* [TASK STATEMENT]:
What lines of the material below include the string "data"? Copy all of them.

* [RECORDS PROVIDED]:
==*==

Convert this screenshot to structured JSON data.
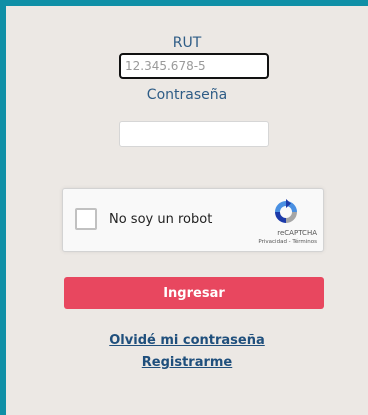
{
  "form": {
    "rut_label": "RUT",
    "rut_placeholder": "12.345.678-5",
    "rut_value": "",
    "password_label": "Contraseña",
    "password_placeholder": "",
    "password_value": ""
  },
  "captcha": {
    "label": "No soy un robot",
    "brand": "reCAPTCHA",
    "privacy_link": "Privacidad",
    "separator": " - ",
    "terms_link": "Términos",
    "logo_icon": "recaptcha-logo-icon",
    "checked": false
  },
  "actions": {
    "submit_label": "Ingresar",
    "forgot_password_label": "Olvidé mi contraseña",
    "register_label": "Registrarme"
  },
  "colors": {
    "frame": "#0f8fa6",
    "panel_bg": "#ece8e4",
    "label_text": "#2e5c86",
    "submit_bg": "#e8475f",
    "link_text": "#1f4f7c"
  }
}
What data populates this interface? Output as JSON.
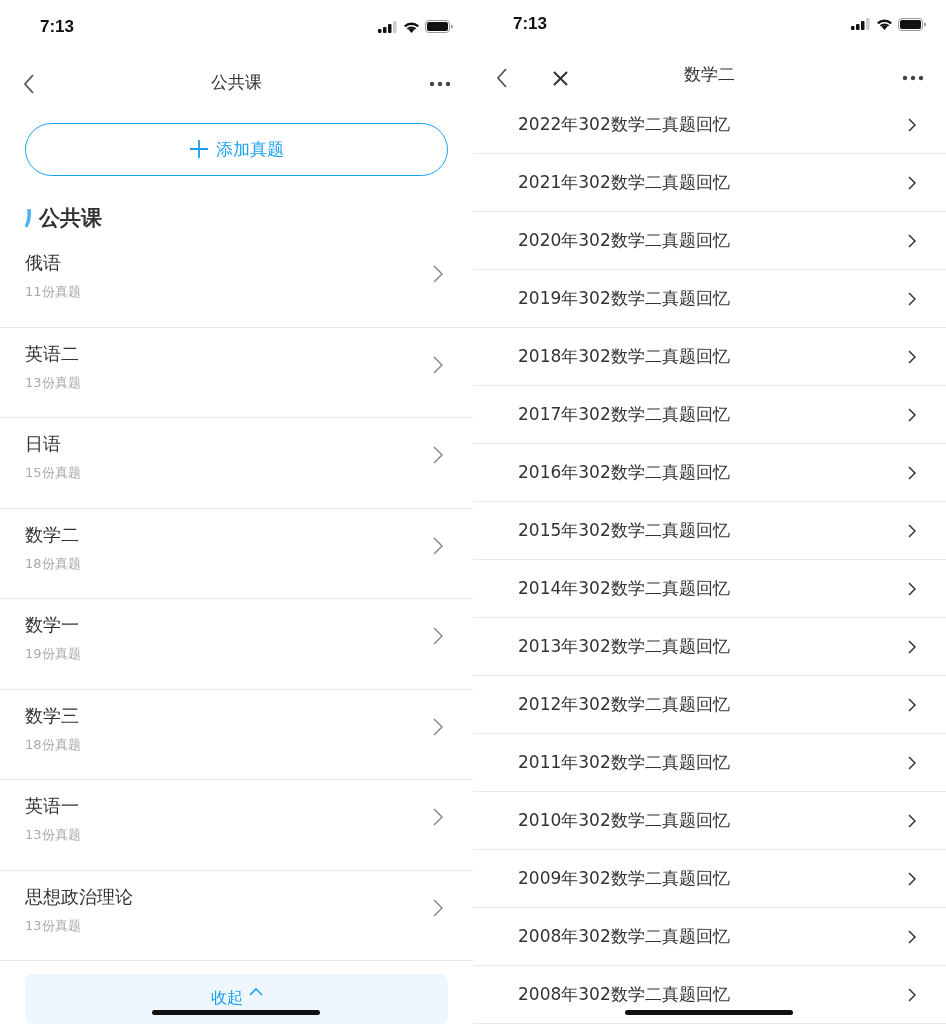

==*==

* [PROBLEM SOLUTION]:
Convert this screenshot to structured JSON data.
What data populates this interface? Output as JSON.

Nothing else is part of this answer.